[…] Skipping Generations Part 2 […]
February 25th, 2016 at 12:55 am
What about the dominant trait- cleft chin. If neither mother or father has a cleft chin but their baby does, what does that mean? Both parents were homozygous recessive carriers and there was a spontaneous mutation in the offspring? Or, something else…?
February 25th, 2016 at 5:52 am
Hi Adam, thanks for reading.
If neither parent has a trait, but their baby does, that is a pretty good sign that the trait is recessive, and that both parents were heterozygous for that trait.

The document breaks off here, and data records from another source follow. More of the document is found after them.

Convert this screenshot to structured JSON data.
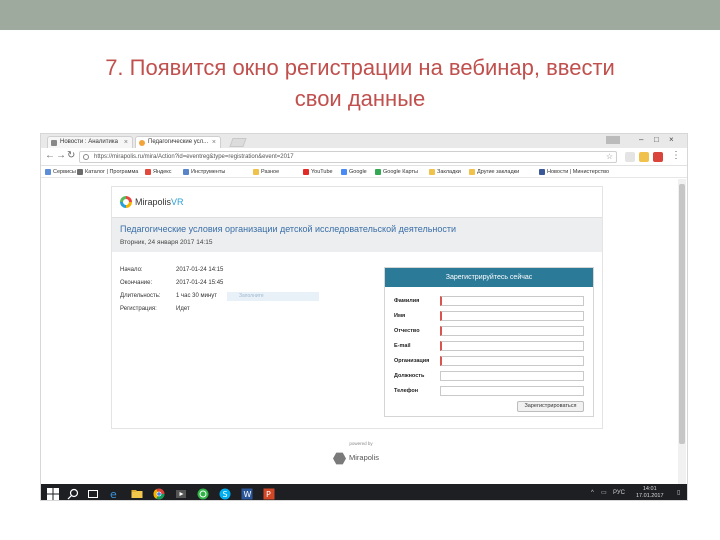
{
  "slide": {
    "title_line1": "7. Появится окно регистрации на вебинар, ввести",
    "title_line2": "свои данные",
    "colors": {
      "topbar": "#9daa9d",
      "title": "#c0504d"
    }
  },
  "browser": {
    "tabs": [
      {
        "label": "Новости : Аналитика",
        "active": false
      },
      {
        "label": "Педагогические усл...",
        "active": true
      }
    ],
    "address": "https://mirapolis.ru/mira/Action?id=eventreg&type=registration&event=2017",
    "bookmarks": [
      "Сервисы",
      "Каталог | Программа",
      "Яндекс",
      "Инструменты",
      "Разное",
      "YouTube",
      "Google",
      "Google Карты",
      "Закладки",
      "Другие закладки",
      "Новости | Министерство"
    ]
  },
  "page": {
    "logo": {
      "name": "Mirapolis",
      "suffix": "VR"
    },
    "event_title": "Педагогические условия организации детской исследовательской деятельности",
    "event_date": "Вторник, 24 января 2017 14:15",
    "details": [
      {
        "key": "Начало:",
        "value": "2017-01-24 14:15"
      },
      {
        "key": "Окончание:",
        "value": "2017-01-24 15:45"
      },
      {
        "key": "Длительность:",
        "value": "1 час 30 минут"
      },
      {
        "key": "Регистрация:",
        "value": "Идет"
      }
    ],
    "ghost_field": "Заполните",
    "registration": {
      "header": "Зарегистрируйтесь сейчас",
      "fields": [
        {
          "label": "Фамилия",
          "required": true
        },
        {
          "label": "Имя",
          "required": true
        },
        {
          "label": "Отчество",
          "required": true
        },
        {
          "label": "E-mail",
          "required": true
        },
        {
          "label": "Организация",
          "required": true
        },
        {
          "label": "Должность",
          "required": false
        },
        {
          "label": "Телефон",
          "required": false
        }
      ],
      "submit": "Зарегистрироваться",
      "accent": "#2b7a98"
    },
    "footer": {
      "powered": "powered by",
      "brand": "Mirapolis"
    }
  },
  "taskbar": {
    "lang": "РУС",
    "time": "14:01",
    "date": "17.01.2017"
  }
}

There are a couple of other possibilities, though. The first, as you point out, is that it could be a spontaneous mutation. Mutations at any given point in the genetic code are pretty rare, but everyone carries new mutations. Most of these new mutations are “silent,” meaning that they do not result in a different phenotype.
Another possibility is that the trait is not controlled by a single gene. Things like height and eye color, for example, have many genes that contribute to final expression of these traits. This can get very complicated very quickly, but the basic idea is that a lot of different genes can combine to produce a variety of effects.
February 25th, 2016 at 10:11 am
Thank you Christopher, for the insightful reply.